Emergency sirens across Dallas that blared over the course of more than an hour overnight were the result of a hacker who was able to access the city's system, city officials said Saturday.
Mayor Mike Rawlings called the hack "an attack on our emergency notification system." A city spokesman said all 156 emergency sirens were activated at 11:42 p.m. Friday, and the office of emergency management service agency eventually disabled the entire system at 1:17 a.m.
NBC Dallas-Fort Worth reported that the emergency sirens blared intermittently, and there was a surge of calls to 911. Confused residents took to social media to post video of the warnings with no apparent tornado or other emergency in sight.
Dallas city spokesman Sana Syed wouldn't say how the hack was carried out, citing security reasons, but did say officials believe that it came from the Dallas area.
"We are putting in safeguards to ensure this type of hack does not happen again," Syed said in a statement.

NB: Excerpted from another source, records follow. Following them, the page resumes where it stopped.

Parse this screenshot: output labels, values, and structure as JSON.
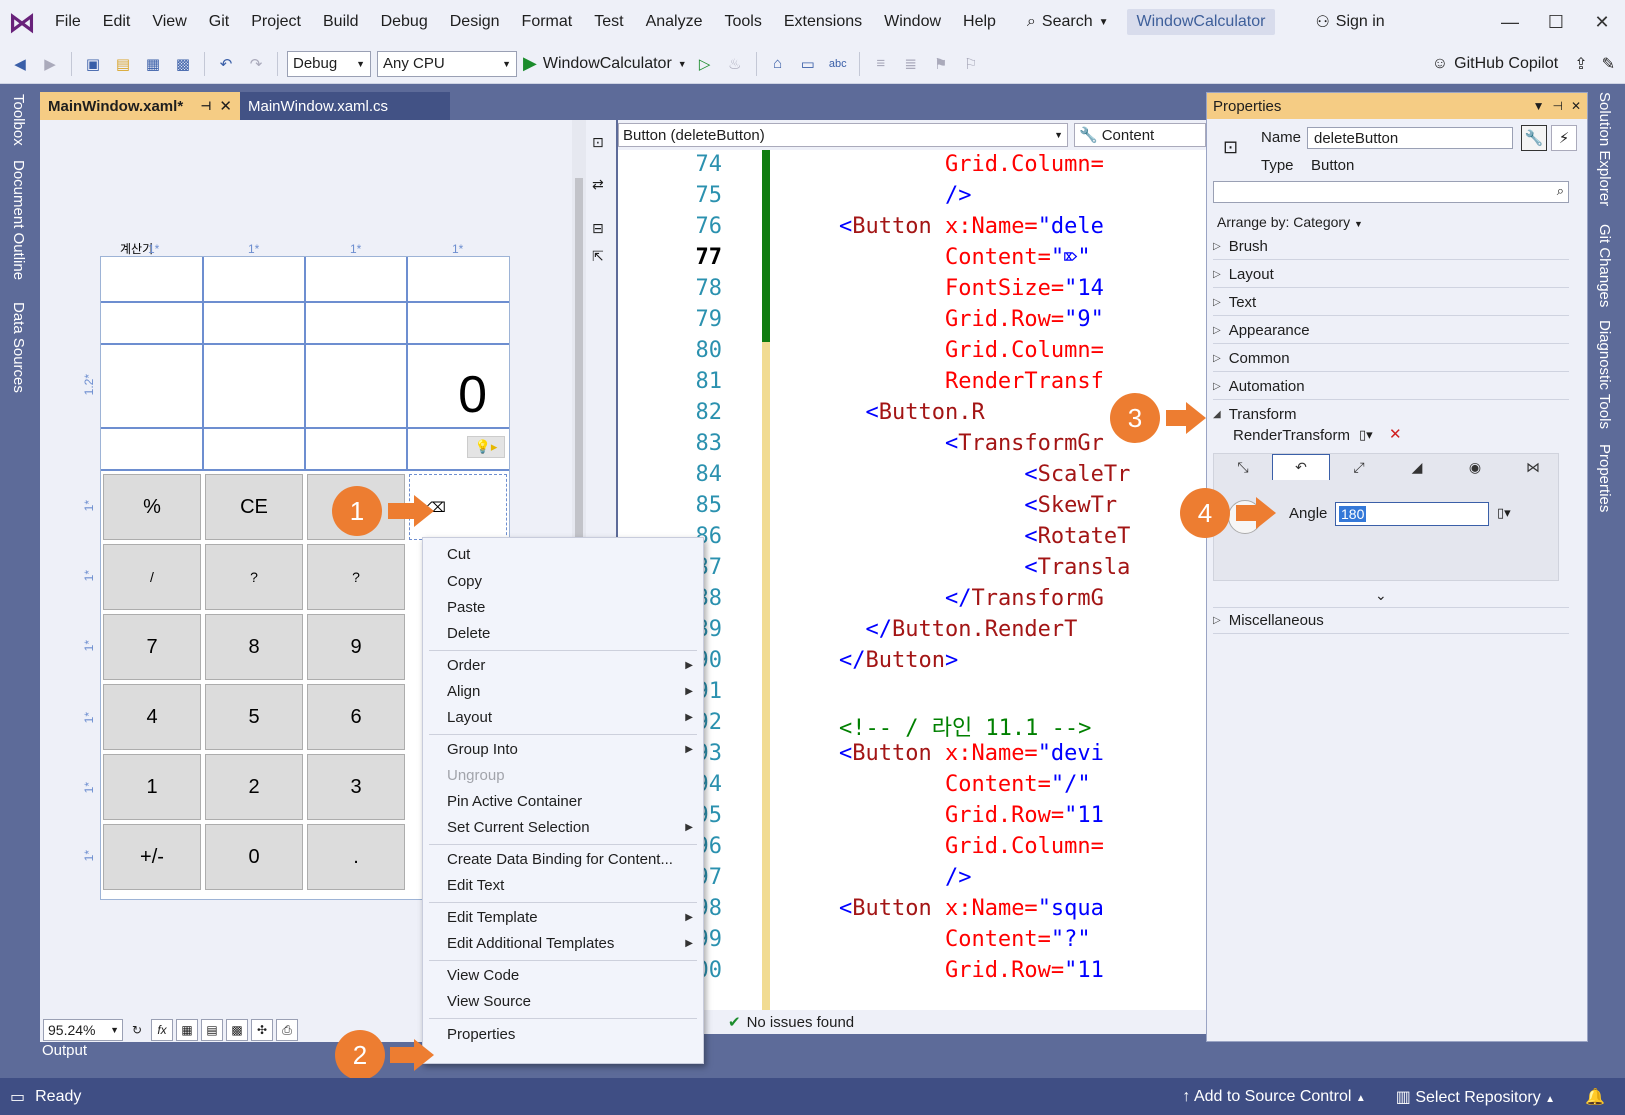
{
  "menu": {
    "items": [
      "File",
      "Edit",
      "View",
      "Git",
      "Project",
      "Build",
      "Debug",
      "Design",
      "Format",
      "Test",
      "Analyze",
      "Tools",
      "Extensions",
      "Window",
      "Help"
    ],
    "search_label": "Search",
    "solution_name": "WindowCalculator",
    "sign_in": "Sign in"
  },
  "toolbar": {
    "config": "Debug",
    "platform": "Any CPU",
    "start_label": "WindowCalculator",
    "copilot_label": "GitHub Copilot"
  },
  "left_rail": {
    "tabs": [
      "Toolbox",
      "Document Outline",
      "Data Sources"
    ]
  },
  "right_rail": {
    "tabs": [
      "Solution Explorer",
      "Git Changes",
      "Diagnostic Tools",
      "Properties"
    ]
  },
  "doc_tabs": {
    "main": "MainWindow.xaml*",
    "cs": "MainWindow.xaml.cs"
  },
  "designer": {
    "grid_title": "계산기",
    "col_markers": [
      "1*",
      "1*",
      "1*",
      "1*"
    ],
    "row_markers": [
      "1.2*",
      "1*",
      "1*",
      "1*",
      "1*",
      "1*",
      "1*"
    ],
    "display_value": "0",
    "buttons": {
      "r1": [
        "%",
        "CE",
        "⌫",
        ""
      ],
      "r2": [
        "/",
        "?",
        "?",
        ""
      ],
      "r3": [
        "7",
        "8",
        "9",
        ""
      ],
      "r4": [
        "4",
        "5",
        "6",
        ""
      ],
      "r5": [
        "1",
        "2",
        "3",
        ""
      ],
      "r6": [
        "+/-",
        "0",
        ".",
        ""
      ]
    },
    "zoom": "95.24%",
    "fx_label": "fx"
  },
  "output_tab": "Output",
  "code": {
    "nav_element": "Button (deleteButton)",
    "nav_property": "Content",
    "line_numbers": [
      "74",
      "75",
      "76",
      "77",
      "78",
      "79",
      "80",
      "81",
      "82",
      "83",
      "84",
      "85",
      "86",
      "87",
      "88",
      "89",
      "90",
      "91",
      "92",
      "93",
      "94",
      "95",
      "96",
      "97",
      "98",
      "99",
      "100"
    ],
    "current_line": "77",
    "lines": [
      {
        "n": "74",
        "indent": "            ",
        "parts": [
          [
            "attr",
            "Grid.Column="
          ]
        ]
      },
      {
        "n": "75",
        "indent": "            ",
        "parts": [
          [
            "val",
            "/>"
          ]
        ]
      },
      {
        "n": "76",
        "indent": "    ",
        "parts": [
          [
            "tag",
            "<"
          ],
          [
            "kw",
            "Button"
          ],
          [
            "attr",
            " x:Name="
          ],
          [
            "val",
            "\"dele"
          ]
        ]
      },
      {
        "n": "77",
        "indent": "            ",
        "parts": [
          [
            "attr",
            "Content="
          ],
          [
            "val",
            "\"⌦\""
          ]
        ]
      },
      {
        "n": "78",
        "indent": "            ",
        "parts": [
          [
            "attr",
            "FontSize="
          ],
          [
            "val",
            "\"14"
          ]
        ]
      },
      {
        "n": "79",
        "indent": "            ",
        "parts": [
          [
            "attr",
            "Grid.Row="
          ],
          [
            "val",
            "\"9\""
          ]
        ]
      },
      {
        "n": "80",
        "indent": "            ",
        "parts": [
          [
            "attr",
            "Grid.Column="
          ]
        ]
      },
      {
        "n": "81",
        "indent": "            ",
        "parts": [
          [
            "attr",
            "RenderTransf"
          ]
        ]
      },
      {
        "n": "82",
        "indent": "      ",
        "parts": [
          [
            "tag",
            "<"
          ],
          [
            "kw",
            "Button.R"
          ]
        ]
      },
      {
        "n": "83",
        "indent": "            ",
        "parts": [
          [
            "tag",
            "<"
          ],
          [
            "kw",
            "TransformGr"
          ]
        ]
      },
      {
        "n": "84",
        "indent": "                  ",
        "parts": [
          [
            "tag",
            "<"
          ],
          [
            "kw",
            "ScaleTr"
          ]
        ]
      },
      {
        "n": "85",
        "indent": "                  ",
        "parts": [
          [
            "tag",
            "<"
          ],
          [
            "kw",
            "SkewTr"
          ]
        ]
      },
      {
        "n": "86",
        "indent": "                  ",
        "parts": [
          [
            "tag",
            "<"
          ],
          [
            "kw",
            "RotateT"
          ]
        ]
      },
      {
        "n": "87",
        "indent": "                  ",
        "parts": [
          [
            "tag",
            "<"
          ],
          [
            "kw",
            "Transla"
          ]
        ]
      },
      {
        "n": "88",
        "indent": "            ",
        "parts": [
          [
            "tag",
            "</"
          ],
          [
            "kw",
            "TransformG"
          ]
        ]
      },
      {
        "n": "89",
        "indent": "      ",
        "parts": [
          [
            "tag",
            "</"
          ],
          [
            "kw",
            "Button.RenderT"
          ]
        ]
      },
      {
        "n": "90",
        "indent": "    ",
        "parts": [
          [
            "tag",
            "</"
          ],
          [
            "kw",
            "Button"
          ],
          [
            "tag",
            ">"
          ]
        ]
      },
      {
        "n": "91",
        "indent": "",
        "parts": []
      },
      {
        "n": "92",
        "indent": "    ",
        "parts": [
          [
            "cmt",
            "<!-- / 라인 11.1 -->"
          ]
        ]
      },
      {
        "n": "93",
        "indent": "    ",
        "parts": [
          [
            "tag",
            "<"
          ],
          [
            "kw",
            "Button"
          ],
          [
            "attr",
            " x:Name="
          ],
          [
            "val",
            "\"devi"
          ]
        ]
      },
      {
        "n": "94",
        "indent": "            ",
        "parts": [
          [
            "attr",
            "Content="
          ],
          [
            "val",
            "\"/\""
          ]
        ]
      },
      {
        "n": "95",
        "indent": "            ",
        "parts": [
          [
            "attr",
            "Grid.Row="
          ],
          [
            "val",
            "\"11"
          ]
        ]
      },
      {
        "n": "96",
        "indent": "            ",
        "parts": [
          [
            "attr",
            "Grid.Column="
          ]
        ]
      },
      {
        "n": "97",
        "indent": "            ",
        "parts": [
          [
            "val",
            "/>"
          ]
        ]
      },
      {
        "n": "98",
        "indent": "    ",
        "parts": [
          [
            "tag",
            "<"
          ],
          [
            "kw",
            "Button"
          ],
          [
            "attr",
            " x:Name="
          ],
          [
            "val",
            "\"squa"
          ]
        ]
      },
      {
        "n": "99",
        "indent": "            ",
        "parts": [
          [
            "attr",
            "Content="
          ],
          [
            "val",
            "\"?\""
          ]
        ]
      },
      {
        "n": "100",
        "indent": "            ",
        "parts": [
          [
            "attr",
            "Grid.Row="
          ],
          [
            "val",
            "\"11"
          ]
        ]
      }
    ],
    "status": "No issues found"
  },
  "context_menu": {
    "cut": "Cut",
    "copy": "Copy",
    "paste": "Paste",
    "delete": "Delete",
    "order": "Order",
    "align": "Align",
    "layout": "Layout",
    "group_into": "Group Into",
    "ungroup": "Ungroup",
    "pin": "Pin Active Container",
    "set_selection": "Set Current Selection",
    "data_binding": "Create Data Binding for Content...",
    "edit_text": "Edit Text",
    "edit_template": "Edit Template",
    "edit_additional": "Edit Additional Templates",
    "view_code": "View Code",
    "view_source": "View Source",
    "properties": "Properties"
  },
  "properties": {
    "title": "Properties",
    "name_label": "Name",
    "name_value": "deleteButton",
    "type_label": "Type",
    "type_value": "Button",
    "arrange_by": "Arrange by: Category",
    "categories": [
      "Brush",
      "Layout",
      "Text",
      "Appearance",
      "Common",
      "Automation"
    ],
    "transform": "Transform",
    "render_transform": "RenderTransform",
    "angle_label": "Angle",
    "angle_value": "180",
    "misc": "Miscellaneous"
  },
  "callouts": [
    "1",
    "2",
    "3",
    "4"
  ],
  "status_bar": {
    "ready": "Ready",
    "source_control": "Add to Source Control",
    "select_repo": "Select Repository"
  },
  "colors": {
    "accent": "#ed7d31",
    "tab_active": "#f5cc84",
    "status": "#3f4e84"
  }
}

Dallas Office of Emergency Management Director Rocky Vaz said investigators don't believe any control systems or remote logins were involved.
"We have now pinpointed it to one area where we think they were able to get into our system and activate all the sirens, and put that into a mode where they sent signals for it to be activated over 60 times," Vaz said.

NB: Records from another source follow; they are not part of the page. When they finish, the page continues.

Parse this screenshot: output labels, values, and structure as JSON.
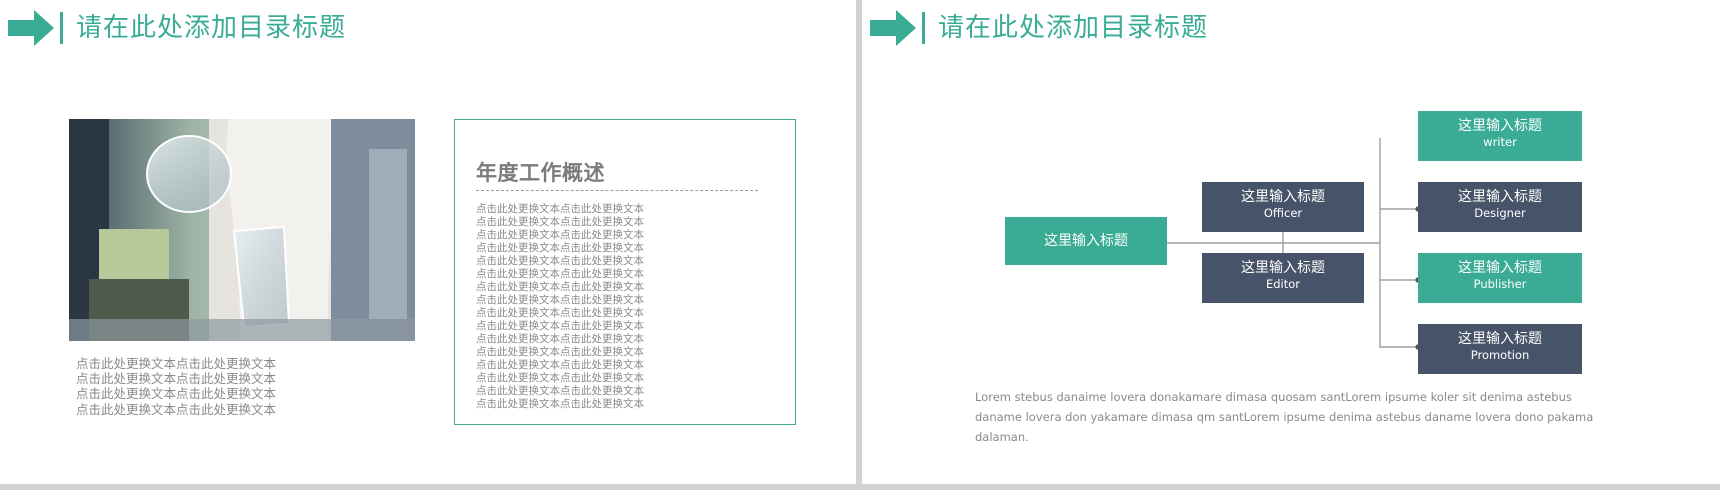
{
  "colors": {
    "accent": "#3aac96",
    "accent_dark": "#2f9c86",
    "navy": "#475369",
    "text_gray": "#8a8a8a",
    "title_gray": "#7b7b7b"
  },
  "left_slide": {
    "title": "请在此处添加目录标题",
    "photo": {
      "description_icon": "lab-photo"
    },
    "photo_caption": [
      "点击此处更换文本点击此处更换文本",
      "点击此处更换文本点击此处更换文本",
      "点击此处更换文本点击此处更换文本",
      "点击此处更换文本点击此处更换文本"
    ],
    "overview": {
      "title": "年度工作概述",
      "lines": [
        "点击此处更换文本点击此处更换文本",
        "点击此处更换文本点击此处更换文本",
        "点击此处更换文本点击此处更换文本",
        "点击此处更换文本点击此处更换文本",
        "点击此处更换文本点击此处更换文本",
        "点击此处更换文本点击此处更换文本",
        "点击此处更换文本点击此处更换文本",
        "点击此处更换文本点击此处更换文本",
        "点击此处更换文本点击此处更换文本",
        "点击此处更换文本点击此处更换文本",
        "点击此处更换文本点击此处更换文本",
        "点击此处更换文本点击此处更换文本",
        "点击此处更换文本点击此处更换文本",
        "点击此处更换文本点击此处更换文本",
        "点击此处更换文本点击此处更换文本",
        "点击此处更换文本点击此处更换文本"
      ]
    }
  },
  "right_slide": {
    "title": "请在此处添加目录标题",
    "root": {
      "title": "这里输入标题"
    },
    "middle": [
      {
        "title": "这里输入标题",
        "subtitle": "Officer"
      },
      {
        "title": "这里输入标题",
        "subtitle": "Editor"
      }
    ],
    "leaves": [
      {
        "title": "这里输入标题",
        "subtitle": "writer"
      },
      {
        "title": "这里输入标题",
        "subtitle": "Designer"
      },
      {
        "title": "这里输入标题",
        "subtitle": "Publisher"
      },
      {
        "title": "这里输入标题",
        "subtitle": "Promotion"
      }
    ],
    "footer": "Lorem stebus danaime lovera donakamare dimasa quosam santLorem ipsume koler sit denima astebus daname lovera don yakamare dimasa qm santLorem ipsume denima astebus daname lovera dono pakama dalaman."
  }
}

The OEM hopes to have the system back up and running, with safeguards to prevent another hack, by Sunday night.
Vaz said the office has other mass notification systems, like reverse 911 and social media, to inform the public about any emergencies, and are working with the Federal Emergency Management Agency to use its alert systems if necessary.

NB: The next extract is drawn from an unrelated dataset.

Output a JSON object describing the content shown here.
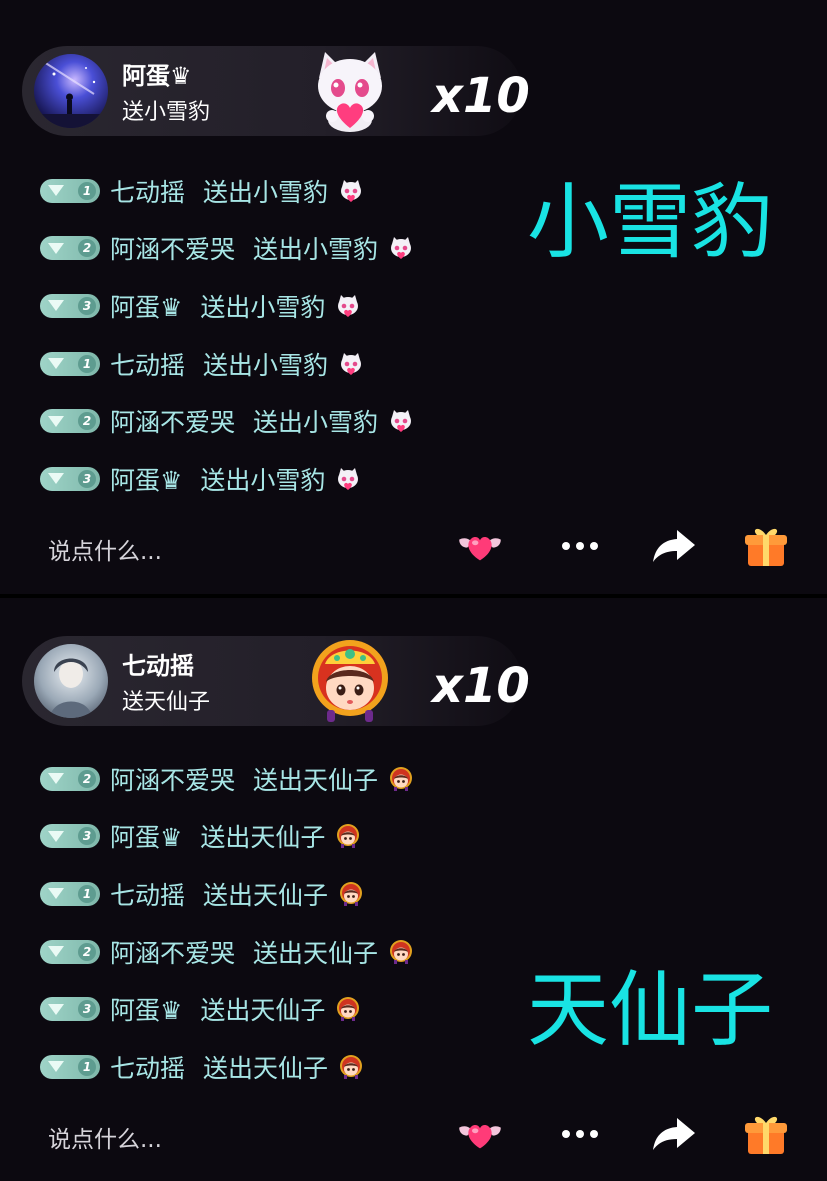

"We apologize for all the sirens that were going off last night, we did our very best. We shut it down as quickly as we could," Vaz said.
Rawlings said the city will prosecute anyone found to be behind the hack.